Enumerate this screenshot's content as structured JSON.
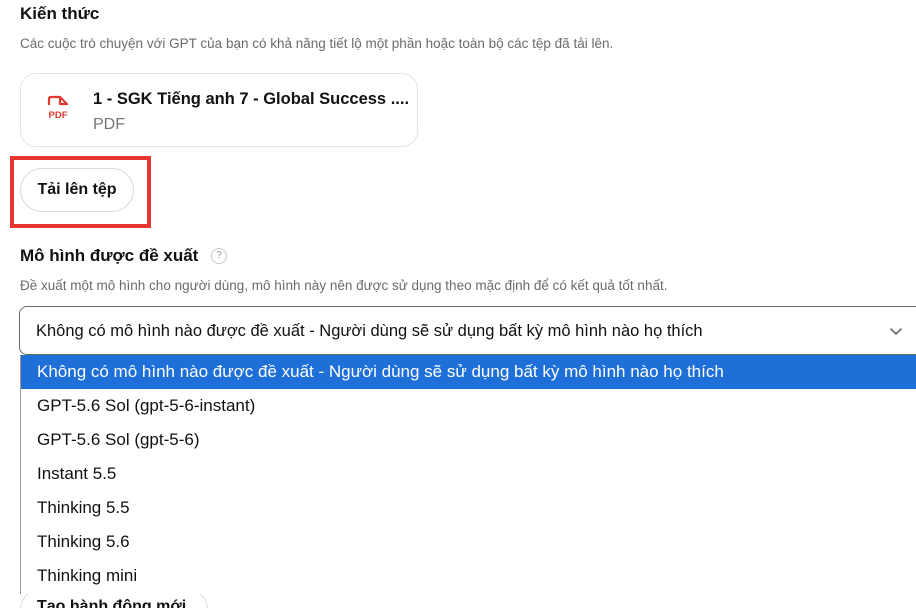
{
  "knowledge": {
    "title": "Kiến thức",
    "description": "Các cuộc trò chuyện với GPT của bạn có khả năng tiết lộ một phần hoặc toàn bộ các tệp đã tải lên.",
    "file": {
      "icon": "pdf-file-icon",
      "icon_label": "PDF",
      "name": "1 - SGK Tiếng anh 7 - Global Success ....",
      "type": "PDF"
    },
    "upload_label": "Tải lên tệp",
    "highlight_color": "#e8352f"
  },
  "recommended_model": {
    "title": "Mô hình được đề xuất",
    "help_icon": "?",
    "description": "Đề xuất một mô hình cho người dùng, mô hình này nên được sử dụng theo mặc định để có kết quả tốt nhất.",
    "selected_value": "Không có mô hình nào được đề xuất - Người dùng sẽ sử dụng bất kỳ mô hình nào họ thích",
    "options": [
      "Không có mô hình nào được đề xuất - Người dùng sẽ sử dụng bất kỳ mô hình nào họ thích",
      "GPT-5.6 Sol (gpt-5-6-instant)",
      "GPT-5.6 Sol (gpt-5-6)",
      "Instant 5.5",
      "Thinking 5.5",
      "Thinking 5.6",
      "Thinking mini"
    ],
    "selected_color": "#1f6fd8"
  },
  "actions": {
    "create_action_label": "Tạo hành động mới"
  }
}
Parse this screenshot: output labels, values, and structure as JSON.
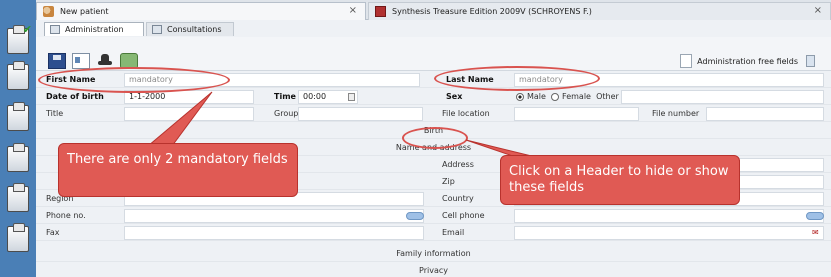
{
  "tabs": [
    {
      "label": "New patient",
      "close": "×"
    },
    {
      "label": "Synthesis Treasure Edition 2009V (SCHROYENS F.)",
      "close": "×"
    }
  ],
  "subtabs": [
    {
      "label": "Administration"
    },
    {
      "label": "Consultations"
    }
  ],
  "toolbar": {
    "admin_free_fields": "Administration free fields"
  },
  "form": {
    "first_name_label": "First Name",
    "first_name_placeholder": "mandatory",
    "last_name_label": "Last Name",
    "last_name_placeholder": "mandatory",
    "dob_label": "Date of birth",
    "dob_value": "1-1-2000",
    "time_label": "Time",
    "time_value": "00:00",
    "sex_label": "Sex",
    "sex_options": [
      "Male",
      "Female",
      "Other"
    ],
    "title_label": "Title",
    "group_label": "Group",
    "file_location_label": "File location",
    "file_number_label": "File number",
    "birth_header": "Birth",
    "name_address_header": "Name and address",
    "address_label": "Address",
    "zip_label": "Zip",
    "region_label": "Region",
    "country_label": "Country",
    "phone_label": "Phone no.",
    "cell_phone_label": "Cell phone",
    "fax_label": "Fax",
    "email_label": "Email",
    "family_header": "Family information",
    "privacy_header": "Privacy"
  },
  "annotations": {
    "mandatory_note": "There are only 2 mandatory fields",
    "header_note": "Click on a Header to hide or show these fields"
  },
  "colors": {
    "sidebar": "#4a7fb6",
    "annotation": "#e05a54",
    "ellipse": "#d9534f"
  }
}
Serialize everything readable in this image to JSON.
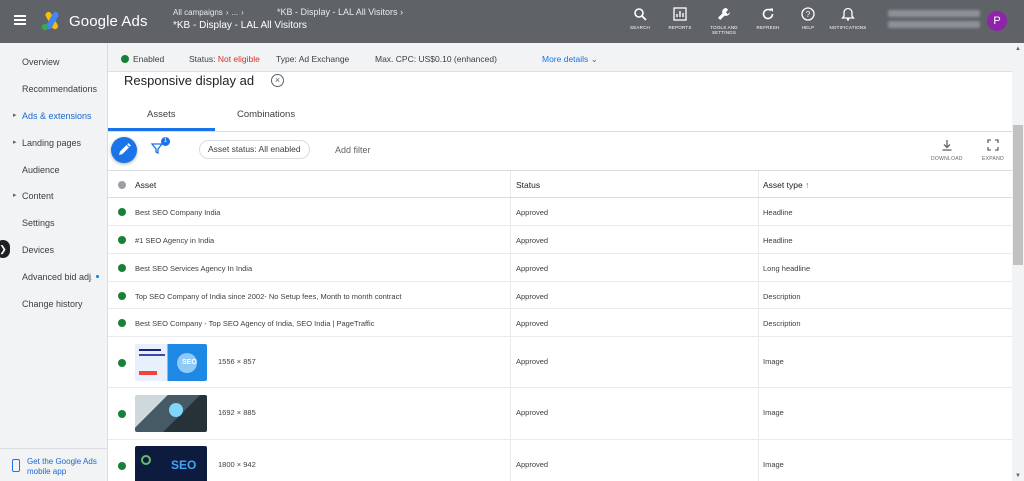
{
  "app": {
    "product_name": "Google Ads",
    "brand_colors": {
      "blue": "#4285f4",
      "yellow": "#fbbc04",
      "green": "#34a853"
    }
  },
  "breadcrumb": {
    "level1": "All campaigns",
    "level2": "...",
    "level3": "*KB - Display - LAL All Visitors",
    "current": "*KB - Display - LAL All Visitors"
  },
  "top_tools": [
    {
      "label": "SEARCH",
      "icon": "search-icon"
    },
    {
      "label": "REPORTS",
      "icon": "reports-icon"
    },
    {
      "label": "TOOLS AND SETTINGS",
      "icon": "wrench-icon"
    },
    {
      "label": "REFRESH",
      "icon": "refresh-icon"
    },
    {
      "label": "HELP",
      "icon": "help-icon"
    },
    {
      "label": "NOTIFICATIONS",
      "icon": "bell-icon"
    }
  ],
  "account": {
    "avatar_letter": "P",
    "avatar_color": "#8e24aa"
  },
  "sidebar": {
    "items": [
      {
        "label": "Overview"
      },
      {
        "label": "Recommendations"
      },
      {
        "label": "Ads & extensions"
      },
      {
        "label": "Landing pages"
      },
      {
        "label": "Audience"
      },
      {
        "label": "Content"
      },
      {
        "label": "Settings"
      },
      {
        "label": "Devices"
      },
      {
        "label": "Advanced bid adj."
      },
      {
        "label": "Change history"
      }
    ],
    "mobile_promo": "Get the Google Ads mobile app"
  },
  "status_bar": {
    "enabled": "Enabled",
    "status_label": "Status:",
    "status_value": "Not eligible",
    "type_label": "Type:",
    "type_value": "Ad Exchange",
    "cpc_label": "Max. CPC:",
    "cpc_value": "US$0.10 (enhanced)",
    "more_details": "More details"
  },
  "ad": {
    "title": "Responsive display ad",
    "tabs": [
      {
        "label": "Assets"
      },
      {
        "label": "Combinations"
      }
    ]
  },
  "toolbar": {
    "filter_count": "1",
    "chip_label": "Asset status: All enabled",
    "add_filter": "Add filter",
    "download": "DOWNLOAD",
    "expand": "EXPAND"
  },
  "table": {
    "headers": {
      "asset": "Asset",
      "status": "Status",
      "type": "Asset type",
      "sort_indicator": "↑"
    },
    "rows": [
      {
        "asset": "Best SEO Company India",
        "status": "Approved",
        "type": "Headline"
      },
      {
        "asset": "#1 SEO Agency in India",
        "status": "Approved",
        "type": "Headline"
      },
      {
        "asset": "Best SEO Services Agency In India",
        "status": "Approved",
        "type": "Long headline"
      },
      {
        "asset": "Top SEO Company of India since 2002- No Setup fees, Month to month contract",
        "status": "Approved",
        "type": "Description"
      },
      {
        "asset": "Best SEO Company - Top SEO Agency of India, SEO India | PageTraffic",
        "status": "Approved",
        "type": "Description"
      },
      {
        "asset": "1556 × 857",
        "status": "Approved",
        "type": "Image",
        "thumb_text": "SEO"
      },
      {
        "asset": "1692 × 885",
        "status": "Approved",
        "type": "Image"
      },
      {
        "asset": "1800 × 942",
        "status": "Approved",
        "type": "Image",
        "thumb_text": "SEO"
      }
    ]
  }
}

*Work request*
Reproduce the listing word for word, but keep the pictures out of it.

*Exercise output*
Enumerate this screenshot's content as structured JSON.
{
  "knowledge": {
    "title": "Kiến thức",
    "description": "Các cuộc trò chuyện với GPT của bạn có khả năng tiết lộ một phần hoặc toàn bộ các tệp đã tải lên.",
    "file": {
      "icon": "pdf-file-icon",
      "icon_label": "PDF",
      "name": "1 - SGK Tiếng anh 7 - Global Success ....",
      "type": "PDF"
    },
    "upload_label": "Tải lên tệp",
    "highlight_color": "#e8352f"
  },
  "recommended_model": {
    "title": "Mô hình được đề xuất",
    "help_icon": "?",
    "description": "Đề xuất một mô hình cho người dùng, mô hình này nên được sử dụng theo mặc định để có kết quả tốt nhất.",
    "selected_value": "Không có mô hình nào được đề xuất - Người dùng sẽ sử dụng bất kỳ mô hình nào họ thích",
    "options": [
      "Không có mô hình nào được đề xuất - Người dùng sẽ sử dụng bất kỳ mô hình nào họ thích",
      "GPT-5.6 Sol (gpt-5-6-instant)",
      "GPT-5.6 Sol (gpt-5-6)",
      "Instant 5.5",
      "Thinking 5.5",
      "Thinking 5.6",
      "Thinking mini"
    ],
    "selected_color": "#1f6fd8"
  },
  "actions": {
    "create_action_label": "Tạo hành động mới"
  }
}
Parse this screenshot: output labels, values, and structure as JSON.
{
  "tabs": [
    {
      "label": "New patient",
      "close": "×"
    },
    {
      "label": "Synthesis Treasure Edition 2009V (SCHROYENS F.)",
      "close": "×"
    }
  ],
  "subtabs": [
    {
      "label": "Administration"
    },
    {
      "label": "Consultations"
    }
  ],
  "toolbar": {
    "admin_free_fields": "Administration free fields"
  },
  "form": {
    "first_name_label": "First Name",
    "first_name_placeholder": "mandatory",
    "last_name_label": "Last Name",
    "last_name_placeholder": "mandatory",
    "dob_label": "Date of birth",
    "dob_value": "1-1-2000",
    "time_label": "Time",
    "time_value": "00:00",
    "sex_label": "Sex",
    "sex_options": [
      "Male",
      "Female",
      "Other"
    ],
    "title_label": "Title",
    "group_label": "Group",
    "file_location_label": "File location",
    "file_number_label": "File number",
    "birth_header": "Birth",
    "name_address_header": "Name and address",
    "address_label": "Address",
    "zip_label": "Zip",
    "region_label": "Region",
    "country_label": "Country",
    "phone_label": "Phone no.",
    "cell_phone_label": "Cell phone",
    "fax_label": "Fax",
    "email_label": "Email",
    "family_header": "Family information",
    "privacy_header": "Privacy"
  },
  "annotations": {
    "mandatory_note": "There are only 2 mandatory fields",
    "header_note": "Click on a Header to hide or show these fields"
  },
  "colors": {
    "sidebar": "#4a7fb6",
    "annotation": "#e05a54",
    "ellipse": "#d9534f"
  }
}
Serialize everything readable in this image to JSON.
{
  "app": {
    "product_name": "Google Ads",
    "brand_colors": {
      "blue": "#4285f4",
      "yellow": "#fbbc04",
      "green": "#34a853"
    }
  },
  "breadcrumb": {
    "level1": "All campaigns",
    "level2": "...",
    "level3": "*KB - Display - LAL All Visitors",
    "current": "*KB - Display - LAL All Visitors"
  },
  "top_tools": [
    {
      "label": "SEARCH",
      "icon": "search-icon"
    },
    {
      "label": "REPORTS",
      "icon": "reports-icon"
    },
    {
      "label": "TOOLS AND SETTINGS",
      "icon": "wrench-icon"
    },
    {
      "label": "REFRESH",
      "icon": "refresh-icon"
    },
    {
      "label": "HELP",
      "icon": "help-icon"
    },
    {
      "label": "NOTIFICATIONS",
      "icon": "bell-icon"
    }
  ],
  "account": {
    "avatar_letter": "P",
    "avatar_color": "#8e24aa"
  },
  "sidebar": {
    "items": [
      {
        "label": "Overview"
      },
      {
        "label": "Recommendations"
      },
      {
        "label": "Ads & extensions"
      },
      {
        "label": "Landing pages"
      },
      {
        "label": "Audience"
      },
      {
        "label": "Content"
      },
      {
        "label": "Settings"
      },
      {
        "label": "Devices"
      },
      {
        "label": "Advanced bid adj."
      },
      {
        "label": "Change history"
      }
    ],
    "mobile_promo": "Get the Google Ads mobile app"
  },
  "status_bar": {
    "enabled": "Enabled",
    "status_label": "Status:",
    "status_value": "Not eligible",
    "type_label": "Type:",
    "type_value": "Ad Exchange",
    "cpc_label": "Max. CPC:",
    "cpc_value": "US$0.10 (enhanced)",
    "more_details": "More details"
  },
  "ad": {
    "title": "Responsive display ad",
    "tabs": [
      {
        "label": "Assets"
      },
      {
        "label": "Combinations"
      }
    ]
  },
  "toolbar": {
    "filter_count": "1",
    "chip_label": "Asset status: All enabled",
    "add_filter": "Add filter",
    "download": "DOWNLOAD",
    "expand": "EXPAND"
  },
  "table": {
    "headers": {
      "asset": "Asset",
      "status": "Status",
      "type": "Asset type",
      "sort_indicator": "↑"
    },
    "rows": [
      {
        "asset": "Best SEO Company India",
        "status": "Approved",
        "type": "Headline"
      },
      {
        "asset": "#1 SEO Agency in India",
        "status": "Approved",
        "type": "Headline"
      },
      {
        "asset": "Best SEO Services Agency In India",
        "status": "Approved",
        "type": "Long headline"
      },
      {
        "asset": "Top SEO Company of India since 2002- No Setup fees, Month to month contract",
        "status": "Approved",
        "type": "Description"
      },
      {
        "asset": "Best SEO Company - Top SEO Agency of India, SEO India | PageTraffic",
        "status": "Approved",
        "type": "Description"
      },
      {
        "asset": "1556 × 857",
        "status": "Approved",
        "type": "Image",
        "thumb_text": "SEO"
      },
      {
        "asset": "1692 × 885",
        "status": "Approved",
        "type": "Image"
      },
      {
        "asset": "1800 × 942",
        "status": "Approved",
        "type": "Image",
        "thumb_text": "SEO"
      }
    ]
  }
}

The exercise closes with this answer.